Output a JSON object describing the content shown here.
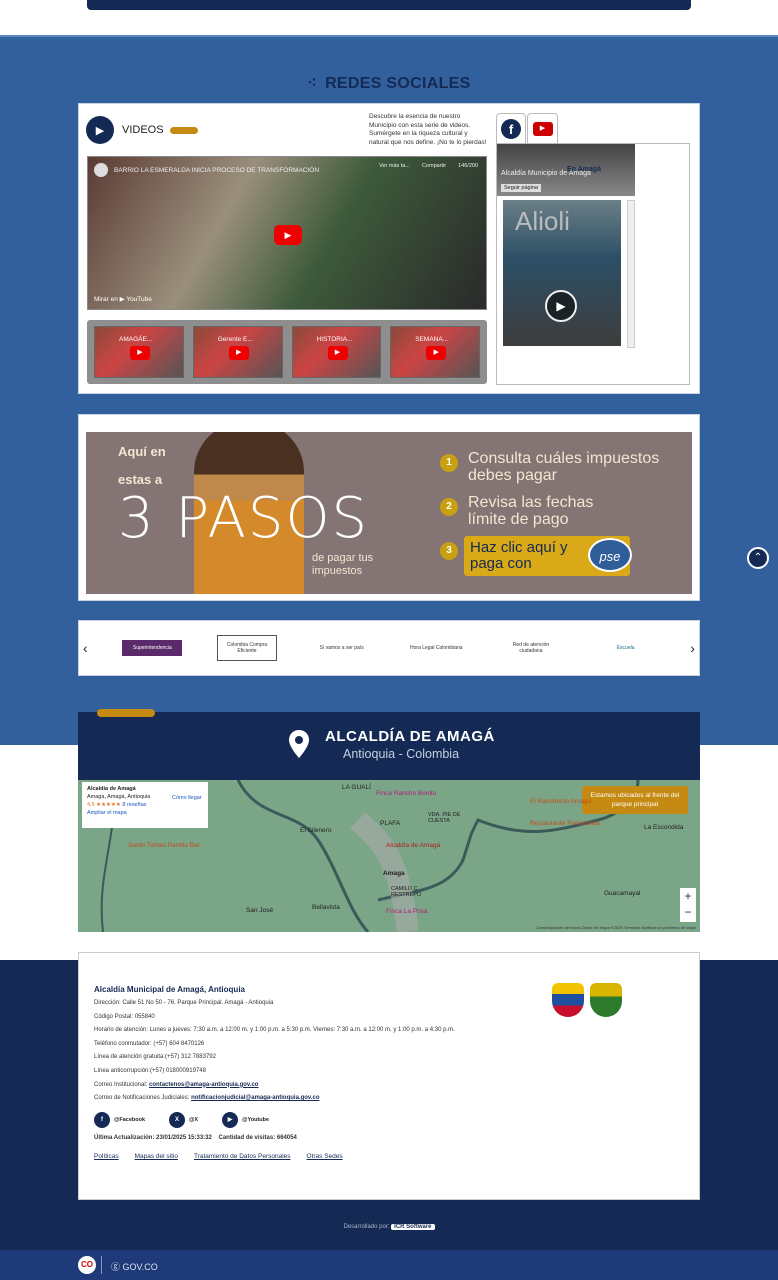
{
  "colors": {
    "navy": "#142a55",
    "blue": "#32609d",
    "gold": "#c48a12"
  },
  "redes": {
    "title": "REDES SOCIALES",
    "videos_label": "VIDEOS",
    "videos_description": "Descubre la esencia de nuestro Municipio con esta serie de videos. Sumérgete en la riqueza cultural y natural que nos define. ¡No te lo pierdas!",
    "player": {
      "title": "BARRIO LA ESMERALDA INICIA PROCESO DE TRANSFORMACIÓN",
      "watch_later": "Ver más ta...",
      "share": "Compartir",
      "counter": "146/200",
      "watch_on": "Mirar en ▶ YouTube"
    },
    "thumbs": [
      {
        "title": "AMAGÁE..."
      },
      {
        "title": "Gerente E..."
      },
      {
        "title": "HISTORIA..."
      },
      {
        "title": "SEMANA..."
      }
    ],
    "facebook": {
      "page_name": "Alcaldía Municipio de Amagá",
      "follow": "Seguir página",
      "promo": "En Amagá",
      "post_text": "Alioli"
    }
  },
  "banner": {
    "line1": "Aquí en",
    "line2": "estas a",
    "big": "3 PASOS",
    "sub": "de pagar tus impuestos",
    "steps": [
      {
        "n": "1",
        "text": "Consulta cuáles impuestos debes pagar"
      },
      {
        "n": "2",
        "text": "Revisa las fechas límite de pago"
      },
      {
        "n": "3",
        "text": "Haz clic aquí y paga con"
      }
    ],
    "pse": "pse"
  },
  "logos": [
    "Superintendencia",
    "Colombia Compra Eficiente",
    "Sí vamos a ser país",
    "Hora Legal Colombiana",
    "Red de atención ciudadana",
    "Escuela"
  ],
  "map": {
    "title": "ALCALDÍA DE AMAGÁ",
    "subtitle": "Antioquia - Colombia",
    "info": {
      "name": "Alcaldía de Amagá",
      "address": "Amaga, Amagá, Antioquia",
      "rating": "4,5 ★★★★★",
      "reviews": "8 reseñas",
      "enlarge": "Ampliar el mapa",
      "directions": "Cómo llegar"
    },
    "badge": "Estamos ubicados al frente del parque principal",
    "places": [
      "LA GUALÍ",
      "Finca Rancho Bonito",
      "El Silenero",
      "PLAFA",
      "VDA. PIE DE CUESTA",
      "Alcaldía de Amagá",
      "Amaga",
      "CAMILO C. RESTREPO",
      "Santo Tomas Parrilla Bar",
      "El Ranchento Amagá",
      "Restaurante Pamplonita",
      "La Escondida",
      "Guacamayal",
      "San José",
      "Bellavista",
      "Finca La Posa"
    ],
    "attribution": "Combinaciones de teclas   Datos del mapa ©2025   Términos   Notificar un problema de Maps"
  },
  "footer": {
    "title": "Alcaldía Municipal de Amagá, Antioquia",
    "lines": [
      "Dirección: Calle 51 No 50 - 76. Parque Principal. Amagá - Antioquia",
      "Código Postal: 055840",
      "Horario de atención: Lunes a jueves: 7:30 a.m. a 12:00 m. y 1:00 p.m. a 5:30 p.m. Viernes: 7:30 a.m. a 12:00 m. y 1:00 p.m. a 4:30 p.m.",
      "Teléfono conmutador: (+57) 604 8470126",
      "Línea de atención gratuita:(+57) 312 7883792",
      "Línea anticorrupción:(+57) 018000919748"
    ],
    "email_label": "Correo Institucional:",
    "email": "contactenos@amaga-antioquia.gov.co",
    "judicial_label": "Correo de Notificaciones Judiciales:",
    "judicial_email": "notificacionjudicial@amaga-antioquia.gov.co",
    "socials": [
      "@Facebook",
      "@X",
      "@Youtube"
    ],
    "updated": "Última Actualización: 23/01/2025 15:33:32",
    "visits": "Cantidad de visitas: 664054",
    "links": [
      "Políticas",
      "Mapas del sitio",
      "Tratamiento de Datos Personales",
      "Otras Sedes"
    ],
    "developed_by": "Desarrollado por:",
    "developer": "ICR Software"
  },
  "govbar": {
    "label": "GOV.CO",
    "logo": "CO"
  }
}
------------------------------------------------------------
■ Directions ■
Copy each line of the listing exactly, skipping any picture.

■ Result of the task ■
Output a JSON object describing the content shown here.
{
  "colors": {
    "navy": "#142a55",
    "blue": "#32609d",
    "gold": "#c48a12"
  },
  "redes": {
    "title": "REDES SOCIALES",
    "videos_label": "VIDEOS",
    "videos_description": "Descubre la esencia de nuestro Municipio con esta serie de videos. Sumérgete en la riqueza cultural y natural que nos define. ¡No te lo pierdas!",
    "player": {
      "title": "BARRIO LA ESMERALDA INICIA PROCESO DE TRANSFORMACIÓN",
      "watch_later": "Ver más ta...",
      "share": "Compartir",
      "counter": "146/200",
      "watch_on": "Mirar en ▶ YouTube"
    },
    "thumbs": [
      {
        "title": "AMAGÁE..."
      },
      {
        "title": "Gerente E..."
      },
      {
        "title": "HISTORIA..."
      },
      {
        "title": "SEMANA..."
      }
    ],
    "facebook": {
      "page_name": "Alcaldía Municipio de Amagá",
      "follow": "Seguir página",
      "promo": "En Amagá",
      "post_text": "Alioli"
    }
  },
  "banner": {
    "line1": "Aquí en",
    "line2": "estas a",
    "big": "3 PASOS",
    "sub": "de pagar tus impuestos",
    "steps": [
      {
        "n": "1",
        "text": "Consulta cuáles impuestos debes pagar"
      },
      {
        "n": "2",
        "text": "Revisa las fechas límite de pago"
      },
      {
        "n": "3",
        "text": "Haz clic aquí y paga con"
      }
    ],
    "pse": "pse"
  },
  "logos": [
    "Superintendencia",
    "Colombia Compra Eficiente",
    "Sí vamos a ser país",
    "Hora Legal Colombiana",
    "Red de atención ciudadana",
    "Escuela"
  ],
  "map": {
    "title": "ALCALDÍA DE AMAGÁ",
    "subtitle": "Antioquia - Colombia",
    "info": {
      "name": "Alcaldía de Amagá",
      "address": "Amaga, Amagá, Antioquia",
      "rating": "4,5 ★★★★★",
      "reviews": "8 reseñas",
      "enlarge": "Ampliar el mapa",
      "directions": "Cómo llegar"
    },
    "badge": "Estamos ubicados al frente del parque principal",
    "places": [
      "LA GUALÍ",
      "Finca Rancho Bonito",
      "El Silenero",
      "PLAFA",
      "VDA. PIE DE CUESTA",
      "Alcaldía de Amagá",
      "Amaga",
      "CAMILO C. RESTREPO",
      "Santo Tomas Parrilla Bar",
      "El Ranchento Amagá",
      "Restaurante Pamplonita",
      "La Escondida",
      "Guacamayal",
      "San José",
      "Bellavista",
      "Finca La Posa"
    ],
    "attribution": "Combinaciones de teclas   Datos del mapa ©2025   Términos   Notificar un problema de Maps"
  },
  "footer": {
    "title": "Alcaldía Municipal de Amagá, Antioquia",
    "lines": [
      "Dirección: Calle 51 No 50 - 76. Parque Principal. Amagá - Antioquia",
      "Código Postal: 055840",
      "Horario de atención: Lunes a jueves: 7:30 a.m. a 12:00 m. y 1:00 p.m. a 5:30 p.m. Viernes: 7:30 a.m. a 12:00 m. y 1:00 p.m. a 4:30 p.m.",
      "Teléfono conmutador: (+57) 604 8470126",
      "Línea de atención gratuita:(+57) 312 7883792",
      "Línea anticorrupción:(+57) 018000919748"
    ],
    "email_label": "Correo Institucional:",
    "email": "contactenos@amaga-antioquia.gov.co",
    "judicial_label": "Correo de Notificaciones Judiciales:",
    "judicial_email": "notificacionjudicial@amaga-antioquia.gov.co",
    "socials": [
      "@Facebook",
      "@X",
      "@Youtube"
    ],
    "updated": "Última Actualización: 23/01/2025 15:33:32",
    "visits": "Cantidad de visitas: 664054",
    "links": [
      "Políticas",
      "Mapas del sitio",
      "Tratamiento de Datos Personales",
      "Otras Sedes"
    ],
    "developed_by": "Desarrollado por:",
    "developer": "ICR Software"
  },
  "govbar": {
    "label": "GOV.CO",
    "logo": "CO"
  }
}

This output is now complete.